National Tree Week
National Tree Week is the UK’s largest annual tree celebration, marking the start of the winter tree planting season (November to March each year). This year, it’s taking place from the 28th November to the 6th December and our Forest School students have been marking the occasion by ‘finding their tree’.
How do you feel?
No, we are not talking about if you are happy today, we are looking at really how we feel, the textures, smells and sounds and, what better thing to get a feel of during National Tree week, than the woodland around us. Our Exeter Forest School participants have been looking at how they feel by getting up close to our woodland. On Friday great fun was had by all as in pairs the children worked together to take notice of the gnarls and brush up on their barks. Blindfolded, the first player was led to a tree and given time to explore it using all their senses except their sight. After being led back to the group they removed the blindfold and had to find their tree in the woodland.
Embracing All 5 Senses
They were encouraged to take notice of the textures, the soft mosses on the trunks, the sharp tiny twigs of saplings or the large wide bases of ancient oaks with ravines of bark cascading to the floor. The smells of each tree, distinct from each other. Reaching high to find the first branches or bending low to feel the roots descending into the soil surface. Opening their arms wide to embrace their static friend from a timber hug.
Looking at the Origins
Originally called “Plant a Tree in ‘73” and launched in (obviously) 1973 in response to Dutch Elm Disease, National Tree Week is the UK’s largest tree celebration and gives communities and schools the chance to do something positive for their local area. Many schools hold Tree Dressing days where local children come together to decorate and say thank you to the trees. Most of us notice the trees in spring when their beauty shines out with new leaves and blossom, but they work hard all year round removing emissions from the atmosphere and giving us oxygen to breathe. They protect from flooding, prevent erosion, maintain biodiversity and boost mental wellbeing. Did you know that just one mature oak tree can be home to as many as 500 different species!
Judging from the smiles and cries of excitement on discovering “their tree”, our cohort certainly relished their day amongst the branches and leaf litter. Not everyone can get out to plant a tree but this week can help to encourage all of us to be more aware of the environment around us and how together we can sustain it for future generations.
Playing Our Part

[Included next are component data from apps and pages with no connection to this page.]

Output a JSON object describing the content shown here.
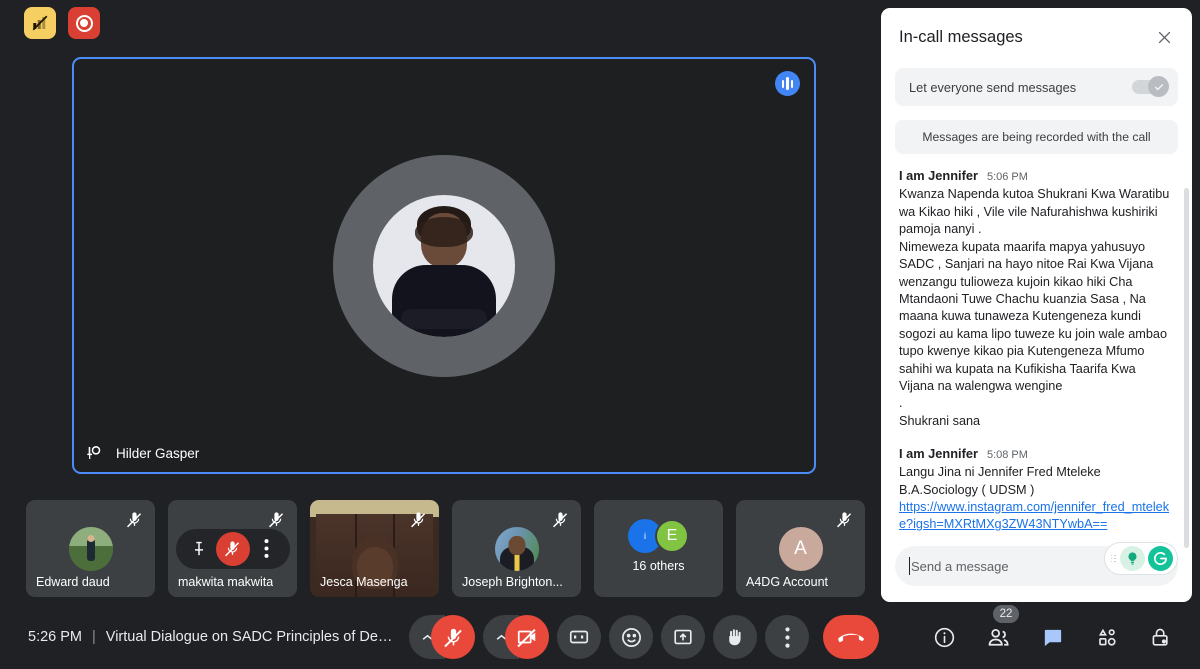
{
  "status_icons": {
    "network": {
      "name": "poor-network-icon",
      "color": "#f6cf63"
    },
    "recording": {
      "name": "recording-indicator",
      "color": "#d93f32"
    }
  },
  "spotlight": {
    "participant_name": "Hilder Gasper",
    "pinned": true,
    "speaking": true,
    "border_color": "#4b8cf7"
  },
  "thumbnails": [
    {
      "name": "Edward daud",
      "muted": true,
      "type": "avatar"
    },
    {
      "name": "makwita makwita",
      "muted": true,
      "type": "avatar",
      "hover_controls": [
        "pin",
        "mute",
        "more"
      ]
    },
    {
      "name": "Jesca Masenga",
      "muted": true,
      "type": "video"
    },
    {
      "name": "Joseph Brighton...",
      "muted": true,
      "type": "avatar"
    },
    {
      "name": "16 others",
      "muted": false,
      "type": "group",
      "group_initial": "E"
    },
    {
      "name": "A4DG Account",
      "muted": true,
      "type": "initial",
      "initial": "A"
    }
  ],
  "bottom_bar": {
    "time": "5:26 PM",
    "separator": "|",
    "meeting_title": "Virtual Dialogue on SADC Principles of De…",
    "controls": [
      {
        "name": "microphone-toggle",
        "state": "muted",
        "color": "#e8493a"
      },
      {
        "name": "camera-toggle",
        "state": "off",
        "color": "#e8493a"
      },
      {
        "name": "captions-toggle",
        "state": "off"
      },
      {
        "name": "emoji-reactions",
        "state": "off"
      },
      {
        "name": "present-screen",
        "state": "off"
      },
      {
        "name": "raise-hand",
        "state": "off"
      },
      {
        "name": "more-options",
        "state": "off"
      },
      {
        "name": "leave-call",
        "state": "active",
        "color": "#e8493a"
      }
    ],
    "right_controls": [
      {
        "name": "meeting-details",
        "badge": null
      },
      {
        "name": "people-panel",
        "badge": "22"
      },
      {
        "name": "chat-panel",
        "badge": null,
        "active": true,
        "color": "#a8c7fa"
      },
      {
        "name": "activities-panel",
        "badge": null
      },
      {
        "name": "host-controls",
        "badge": null
      }
    ]
  },
  "chat_panel": {
    "title": "In-call messages",
    "close_label": "✕",
    "toggle_label": "Let everyone send messages",
    "toggle_on": true,
    "recording_notice": "Messages are being recorded with the call",
    "messages": [
      {
        "author": "I am Jennifer",
        "time": "5:06 PM",
        "text": "Kwanza Napenda kutoa Shukrani Kwa Waratibu wa Kikao hiki , Vile vile Nafurahishwa kushiriki pamoja nanyi .\nNimeweza kupata maarifa mapya yahusuyo SADC , Sanjari na hayo nitoe Rai Kwa Vijana wenzangu tulioweza kujoin kikao hiki Cha Mtandaoni Tuwe Chachu kuanzia Sasa , Na maana kuwa tunaweza Kutengeneza kundi sogozi au kama lipo tuweze ku join wale ambao tupo kwenye kikao pia Kutengeneza Mfumo sahihi wa kupata na Kufikisha Taarifa Kwa Vijana na walengwa wengine\n.\nShukrani sana",
        "link": null
      },
      {
        "author": "I am Jennifer",
        "time": "5:08 PM",
        "text": "Langu Jina ni Jennifer Fred Mteleke\nB.A.Sociology ( UDSM )",
        "link": "https://www.instagram.com/jennifer_fred_mteleke?igsh=MXRtMXg3ZW43NTYwbA=="
      }
    ],
    "composer": {
      "placeholder": "Send a message",
      "value": "",
      "extension": {
        "name": "grammarly-widget",
        "accent": "#15c39a"
      }
    }
  }
}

Here at The Outdoors Group we are committed to walking the walk, not just talking the talk and are passionate about tree planting. Over the last decade, we have planted thousands of trees across our Forest School sites in Devon. Last year, we collaborated with The Woodland Trust who sent us a huge delivery of trees which were planted primarily at our sites in Shillingford and Okehampton, to try and help counter the ash dieback some of our trees (particularly at Exeter) were experiencing. We felt that this wasn’t quite enough though and have committed to getting every primary school aged child in Devon to plant a tree over the next few years. This exciting venture, termed fittingly The Tree Project, will be launched next year and we already have some schools on board to be our first partners with this. The importance of trees cannot be stated enough so we hope that you will join in with us celebrating this week, whether that be by getting involved in some tree planting yourself (find out how you can take part here) or simply taking a walk in your local woodlands to appreciate your favourite trees!
Author: Liz Slade, Director Support + Forest School Administrator
Date: Saturday 28th November 2020